> _EXERCISE_
The answer must be the full set of records, repeated exactly.

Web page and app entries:
= Beginning of Section =
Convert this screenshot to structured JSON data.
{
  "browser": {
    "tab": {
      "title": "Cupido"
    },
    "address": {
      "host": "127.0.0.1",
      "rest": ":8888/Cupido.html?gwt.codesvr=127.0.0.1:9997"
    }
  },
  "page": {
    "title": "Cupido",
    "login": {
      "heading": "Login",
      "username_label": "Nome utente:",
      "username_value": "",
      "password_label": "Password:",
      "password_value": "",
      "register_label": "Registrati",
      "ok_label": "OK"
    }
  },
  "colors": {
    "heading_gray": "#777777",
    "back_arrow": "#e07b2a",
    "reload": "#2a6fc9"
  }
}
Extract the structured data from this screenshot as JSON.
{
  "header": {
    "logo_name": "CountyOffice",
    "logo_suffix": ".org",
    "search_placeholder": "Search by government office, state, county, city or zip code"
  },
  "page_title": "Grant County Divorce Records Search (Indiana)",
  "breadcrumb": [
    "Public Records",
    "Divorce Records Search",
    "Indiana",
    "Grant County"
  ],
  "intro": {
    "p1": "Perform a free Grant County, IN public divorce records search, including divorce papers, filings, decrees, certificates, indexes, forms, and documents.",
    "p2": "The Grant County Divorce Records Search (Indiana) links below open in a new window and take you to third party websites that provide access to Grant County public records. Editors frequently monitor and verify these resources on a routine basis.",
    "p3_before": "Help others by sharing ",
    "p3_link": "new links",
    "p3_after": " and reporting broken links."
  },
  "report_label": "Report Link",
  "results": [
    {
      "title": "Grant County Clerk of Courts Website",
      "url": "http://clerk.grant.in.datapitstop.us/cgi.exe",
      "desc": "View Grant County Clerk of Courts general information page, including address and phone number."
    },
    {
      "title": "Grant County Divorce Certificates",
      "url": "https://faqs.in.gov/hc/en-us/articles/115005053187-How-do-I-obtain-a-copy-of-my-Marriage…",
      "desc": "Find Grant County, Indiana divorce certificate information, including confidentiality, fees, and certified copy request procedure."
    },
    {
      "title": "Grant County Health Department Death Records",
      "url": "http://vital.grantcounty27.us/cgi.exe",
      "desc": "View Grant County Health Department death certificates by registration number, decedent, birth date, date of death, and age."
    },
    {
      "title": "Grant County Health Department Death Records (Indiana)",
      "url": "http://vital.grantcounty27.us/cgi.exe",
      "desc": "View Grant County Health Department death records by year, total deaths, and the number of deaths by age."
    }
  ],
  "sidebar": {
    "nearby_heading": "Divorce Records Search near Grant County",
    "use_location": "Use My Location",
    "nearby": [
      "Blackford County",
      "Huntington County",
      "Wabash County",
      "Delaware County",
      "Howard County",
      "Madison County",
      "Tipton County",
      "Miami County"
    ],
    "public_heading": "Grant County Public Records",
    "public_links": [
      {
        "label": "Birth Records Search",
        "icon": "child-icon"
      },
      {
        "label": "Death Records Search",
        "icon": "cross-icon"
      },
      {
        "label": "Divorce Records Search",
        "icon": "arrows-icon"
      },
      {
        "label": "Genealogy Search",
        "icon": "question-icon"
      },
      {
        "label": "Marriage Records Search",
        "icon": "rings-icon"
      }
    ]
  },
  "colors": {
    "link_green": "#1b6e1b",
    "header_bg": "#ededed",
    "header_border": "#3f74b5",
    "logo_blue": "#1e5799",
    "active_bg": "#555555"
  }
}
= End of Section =
> _REPLY_
Convert this screenshot to structured JSON data.
{
  "browser": {
    "tab": {
      "title": "Cupido"
    },
    "address": {
      "host": "127.0.0.1",
      "rest": ":8888/Cupido.html?gwt.codesvr=127.0.0.1:9997"
    }
  },
  "page": {
    "title": "Cupido",
    "login": {
      "heading": "Login",
      "username_label": "Nome utente:",
      "username_value": "",
      "password_label": "Password:",
      "password_value": "",
      "register_label": "Registrati",
      "ok_label": "OK"
    }
  },
  "colors": {
    "heading_gray": "#777777",
    "back_arrow": "#e07b2a",
    "reload": "#2a6fc9"
  }
}
Extract the structured data from this screenshot as JSON.
{
  "header": {
    "logo_name": "CountyOffice",
    "logo_suffix": ".org",
    "search_placeholder": "Search by government office, state, county, city or zip code"
  },
  "page_title": "Grant County Divorce Records Search (Indiana)",
  "breadcrumb": [
    "Public Records",
    "Divorce Records Search",
    "Indiana",
    "Grant County"
  ],
  "intro": {
    "p1": "Perform a free Grant County, IN public divorce records search, including divorce papers, filings, decrees, certificates, indexes, forms, and documents.",
    "p2": "The Grant County Divorce Records Search (Indiana) links below open in a new window and take you to third party websites that provide access to Grant County public records. Editors frequently monitor and verify these resources on a routine basis.",
    "p3_before": "Help others by sharing ",
    "p3_link": "new links",
    "p3_after": " and reporting broken links."
  },
  "report_label": "Report Link",
  "results": [
    {
      "title": "Grant County Clerk of Courts Website",
      "url": "http://clerk.grant.in.datapitstop.us/cgi.exe",
      "desc": "View Grant County Clerk of Courts general information page, including address and phone number."
    },
    {
      "title": "Grant County Divorce Certificates",
      "url": "https://faqs.in.gov/hc/en-us/articles/115005053187-How-do-I-obtain-a-copy-of-my-Marriage…",
      "desc": "Find Grant County, Indiana divorce certificate information, including confidentiality, fees, and certified copy request procedure."
    },
    {
      "title": "Grant County Health Department Death Records",
      "url": "http://vital.grantcounty27.us/cgi.exe",
      "desc": "View Grant County Health Department death certificates by registration number, decedent, birth date, date of death, and age."
    },
    {
      "title": "Grant County Health Department Death Records (Indiana)",
      "url": "http://vital.grantcounty27.us/cgi.exe",
      "desc": "View Grant County Health Department death records by year, total deaths, and the number of deaths by age."
    }
  ],
  "sidebar": {
    "nearby_heading": "Divorce Records Search near Grant County",
    "use_location": "Use My Location",
    "nearby": [
      "Blackford County",
      "Huntington County",
      "Wabash County",
      "Delaware County",
      "Howard County",
      "Madison County",
      "Tipton County",
      "Miami County"
    ],
    "public_heading": "Grant County Public Records",
    "public_links": [
      {
        "label": "Birth Records Search",
        "icon": "child-icon"
      },
      {
        "label": "Death Records Search",
        "icon": "cross-icon"
      },
      {
        "label": "Divorce Records Search",
        "icon": "arrows-icon"
      },
      {
        "label": "Genealogy Search",
        "icon": "question-icon"
      },
      {
        "label": "Marriage Records Search",
        "icon": "rings-icon"
      }
    ]
  },
  "colors": {
    "link_green": "#1b6e1b",
    "header_bg": "#ededed",
    "header_border": "#3f74b5",
    "logo_blue": "#1e5799",
    "active_bg": "#555555"
  }
}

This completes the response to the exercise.